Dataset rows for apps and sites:
════════════════

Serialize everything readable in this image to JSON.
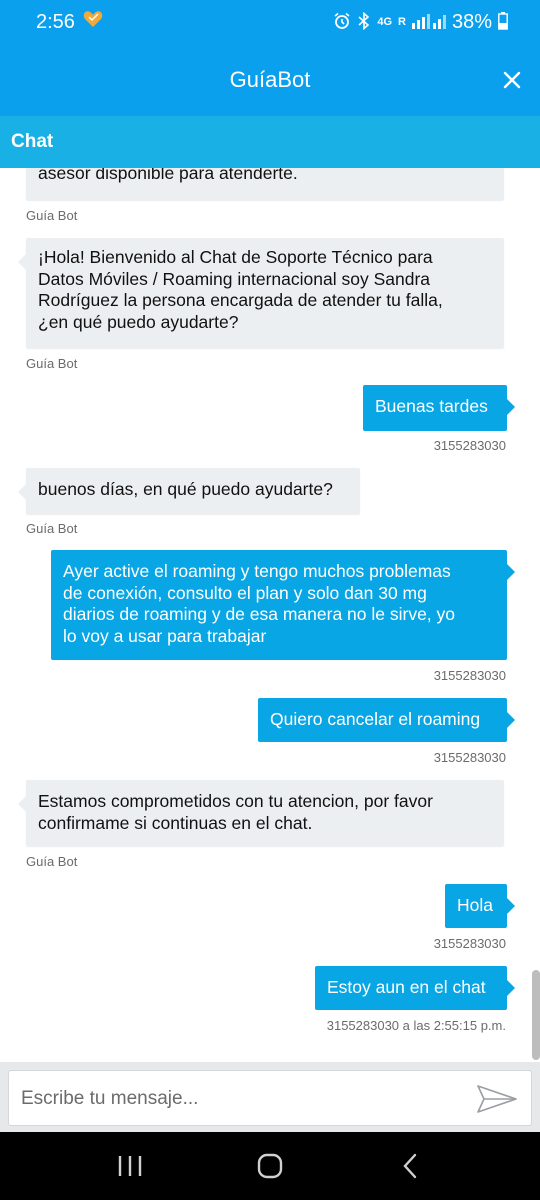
{
  "status_bar": {
    "time": "2:56",
    "network": "4G",
    "roaming": "R",
    "battery": "38%"
  },
  "app": {
    "title": "GuíaBot",
    "chat_label": "Chat"
  },
  "messages": [
    {
      "sender": "bot",
      "lines": [
        "asesor disponible para atenderte."
      ],
      "meta": "Guía Bot"
    },
    {
      "sender": "bot",
      "lines": [
        "¡Hola! Bienvenido al Chat de Soporte Técnico para",
        "Datos Móviles / Roaming internacional soy Sandra",
        "Rodríguez la persona encargada de atender tu falla,",
        "¿en qué puedo ayudarte?"
      ],
      "meta": "Guía Bot"
    },
    {
      "sender": "user",
      "lines": [
        "Buenas tardes"
      ],
      "meta": "3155283030"
    },
    {
      "sender": "bot",
      "lines": [
        "buenos días, en qué puedo ayudarte?"
      ],
      "meta": "Guía Bot"
    },
    {
      "sender": "user",
      "lines": [
        "Ayer active el roaming y tengo muchos problemas",
        "de conexión, consulto el plan y solo dan 30 mg",
        "diarios de roaming y de esa manera no le sirve, yo",
        "lo voy a usar para trabajar"
      ],
      "meta": "3155283030"
    },
    {
      "sender": "user",
      "lines": [
        "Quiero cancelar el roaming"
      ],
      "meta": "3155283030"
    },
    {
      "sender": "bot",
      "lines": [
        "Estamos comprometidos con tu atencion, por favor",
        "confirmame si continuas en el chat."
      ],
      "meta": "Guía Bot"
    },
    {
      "sender": "user",
      "lines": [
        "Hola"
      ],
      "meta": "3155283030"
    },
    {
      "sender": "user",
      "lines": [
        "Estoy aun en el chat"
      ],
      "meta": "3155283030 a las 2:55:15 p.m."
    }
  ],
  "input": {
    "placeholder": "Escribe tu mensaje...",
    "value": ""
  },
  "colors": {
    "header": "#0aa0ee",
    "chat_bar": "#19b0e6",
    "user_bubble": "#08a6e4",
    "bot_bubble": "#eceff1"
  }
}
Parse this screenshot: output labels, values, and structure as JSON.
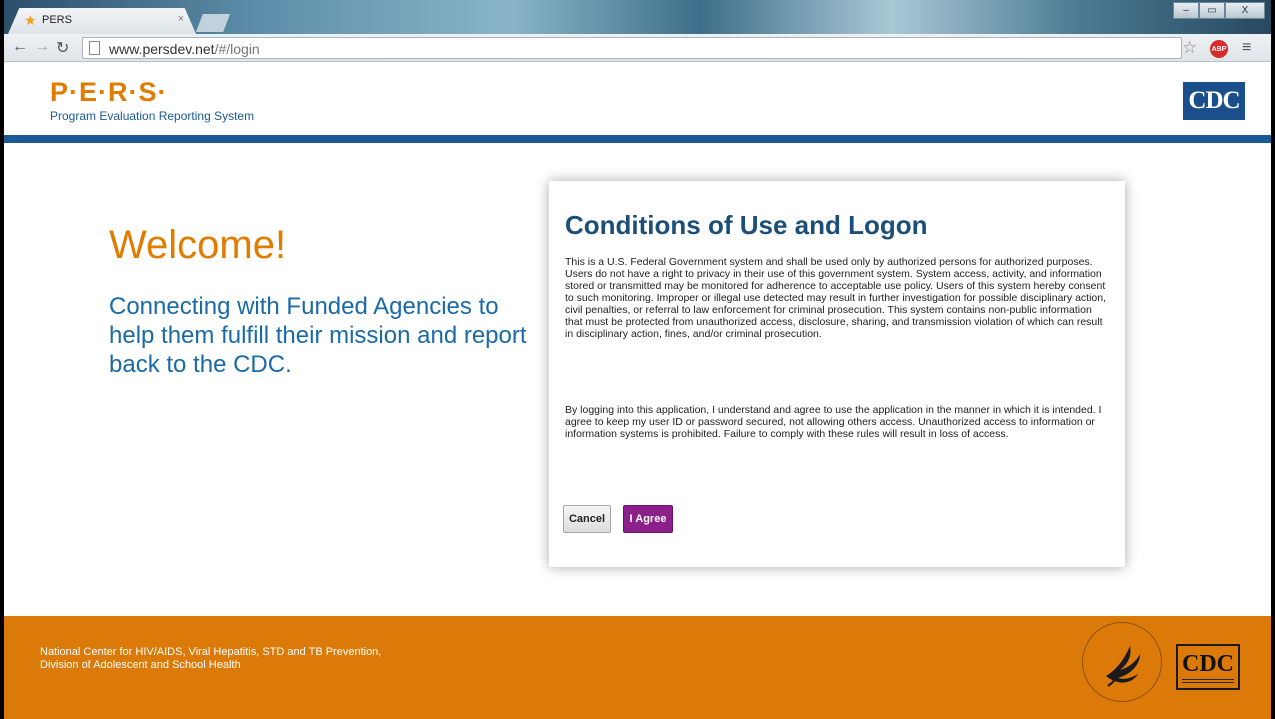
{
  "browser": {
    "tab_title": "PERS",
    "tab_close": "×",
    "url_host": "www.persdev.net",
    "url_path": "/#/login",
    "abp_label": "ABP",
    "window_buttons": {
      "minimize": "–",
      "maximize": "▭",
      "close": "X"
    },
    "icons": {
      "tab": "star-icon",
      "back": "back-arrow-icon",
      "forward": "forward-arrow-icon",
      "reload": "reload-icon",
      "page": "page-icon",
      "bookmark": "bookmark-star-icon",
      "menu": "hamburger-menu-icon"
    }
  },
  "header": {
    "logo": "P·E·R·S·",
    "subtitle": "Program Evaluation Reporting System",
    "cdc_logo": "CDC",
    "colors": {
      "orange": "#e07c00",
      "blue": "#1a5b96"
    }
  },
  "welcome": {
    "title": "Welcome!",
    "tagline": "Connecting with Funded Agencies to help them fulfill their mission and report back to the CDC."
  },
  "conditions": {
    "title": "Conditions of Use and Logon",
    "paragraph1": "This is a U.S. Federal Government system and shall be used only by authorized persons for authorized purposes. Users do not have a right to privacy in their use of this government system. System access, activity, and information stored or transmitted may be monitored for adherence to acceptable use policy. Users of this system hereby consent to such monitoring. Improper or illegal use detected may result in further investigation for possible disciplinary action, civil penalties, or referral to law enforcement for criminal prosecution. This system contains non-public information that must be protected from unauthorized access, disclosure, sharing, and transmission violation of which can result in disciplinary action, fines, and/or criminal prosecution.",
    "paragraph2": "By logging into this application, I understand and agree to use the application in the manner in which it is intended. I agree to keep my user ID or password secured, not allowing others access. Unauthorized access to information or information systems is prohibited. Failure to comply with these rules will result in loss of access.",
    "cancel_label": "Cancel",
    "agree_label": "I Agree",
    "colors": {
      "title": "#1b4e79",
      "agree_button": "#8d1f8a"
    }
  },
  "footer": {
    "line1": "National Center for HIV/AIDS, Viral Hepatitis, STD and TB Prevention,",
    "line2": "Division of Adolescent and School Health",
    "cdc_logo": "CDC",
    "seal_icon": "hhs-eagle-seal-icon",
    "color": "#db7a09"
  }
}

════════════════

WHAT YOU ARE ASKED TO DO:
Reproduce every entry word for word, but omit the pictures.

SOLVED PROBLEM:
Serialize everything readable in this image to JSON.
{
  "status_bar": {
    "time": "2:56",
    "network": "4G",
    "roaming": "R",
    "battery": "38%"
  },
  "app": {
    "title": "GuíaBot",
    "chat_label": "Chat"
  },
  "messages": [
    {
      "sender": "bot",
      "lines": [
        "asesor disponible para atenderte."
      ],
      "meta": "Guía Bot"
    },
    {
      "sender": "bot",
      "lines": [
        "¡Hola! Bienvenido al Chat de Soporte Técnico para",
        "Datos Móviles / Roaming internacional soy Sandra",
        "Rodríguez la persona encargada de atender tu falla,",
        "¿en qué puedo ayudarte?"
      ],
      "meta": "Guía Bot"
    },
    {
      "sender": "user",
      "lines": [
        "Buenas tardes"
      ],
      "meta": "3155283030"
    },
    {
      "sender": "bot",
      "lines": [
        "buenos días, en qué puedo ayudarte?"
      ],
      "meta": "Guía Bot"
    },
    {
      "sender": "user",
      "lines": [
        "Ayer active el roaming y tengo muchos problemas",
        "de conexión, consulto el plan y solo dan 30 mg",
        "diarios de roaming y de esa manera no le sirve, yo",
        "lo voy a usar para trabajar"
      ],
      "meta": "3155283030"
    },
    {
      "sender": "user",
      "lines": [
        "Quiero cancelar el roaming"
      ],
      "meta": "3155283030"
    },
    {
      "sender": "bot",
      "lines": [
        "Estamos comprometidos con tu atencion, por favor",
        "confirmame si continuas en el chat."
      ],
      "meta": "Guía Bot"
    },
    {
      "sender": "user",
      "lines": [
        "Hola"
      ],
      "meta": "3155283030"
    },
    {
      "sender": "user",
      "lines": [
        "Estoy aun en el chat"
      ],
      "meta": "3155283030 a las 2:55:15 p.m."
    }
  ],
  "input": {
    "placeholder": "Escribe tu mensaje...",
    "value": ""
  },
  "colors": {
    "header": "#0aa0ee",
    "chat_bar": "#19b0e6",
    "user_bubble": "#08a6e4",
    "bot_bubble": "#eceff1"
  }
}
Parse this screenshot: output labels, values, and structure as JSON.
{
  "browser": {
    "tab_title": "PERS",
    "tab_close": "×",
    "url_host": "www.persdev.net",
    "url_path": "/#/login",
    "abp_label": "ABP",
    "window_buttons": {
      "minimize": "–",
      "maximize": "▭",
      "close": "X"
    },
    "icons": {
      "tab": "star-icon",
      "back": "back-arrow-icon",
      "forward": "forward-arrow-icon",
      "reload": "reload-icon",
      "page": "page-icon",
      "bookmark": "bookmark-star-icon",
      "menu": "hamburger-menu-icon"
    }
  },
  "header": {
    "logo": "P·E·R·S·",
    "subtitle": "Program Evaluation Reporting System",
    "cdc_logo": "CDC",
    "colors": {
      "orange": "#e07c00",
      "blue": "#1a5b96"
    }
  },
  "welcome": {
    "title": "Welcome!",
    "tagline": "Connecting with Funded Agencies to help them fulfill their mission and report back to the CDC."
  },
  "conditions": {
    "title": "Conditions of Use and Logon",
    "paragraph1": "This is a U.S. Federal Government system and shall be used only by authorized persons for authorized purposes. Users do not have a right to privacy in their use of this government system. System access, activity, and information stored or transmitted may be monitored for adherence to acceptable use policy. Users of this system hereby consent to such monitoring. Improper or illegal use detected may result in further investigation for possible disciplinary action, civil penalties, or referral to law enforcement for criminal prosecution. This system contains non-public information that must be protected from unauthorized access, disclosure, sharing, and transmission violation of which can result in disciplinary action, fines, and/or criminal prosecution.",
    "paragraph2": "By logging into this application, I understand and agree to use the application in the manner in which it is intended. I agree to keep my user ID or password secured, not allowing others access. Unauthorized access to information or information systems is prohibited. Failure to comply with these rules will result in loss of access.",
    "cancel_label": "Cancel",
    "agree_label": "I Agree",
    "colors": {
      "title": "#1b4e79",
      "agree_button": "#8d1f8a"
    }
  },
  "footer": {
    "line1": "National Center for HIV/AIDS, Viral Hepatitis, STD and TB Prevention,",
    "line2": "Division of Adolescent and School Health",
    "cdc_logo": "CDC",
    "seal_icon": "hhs-eagle-seal-icon",
    "color": "#db7a09"
  }
}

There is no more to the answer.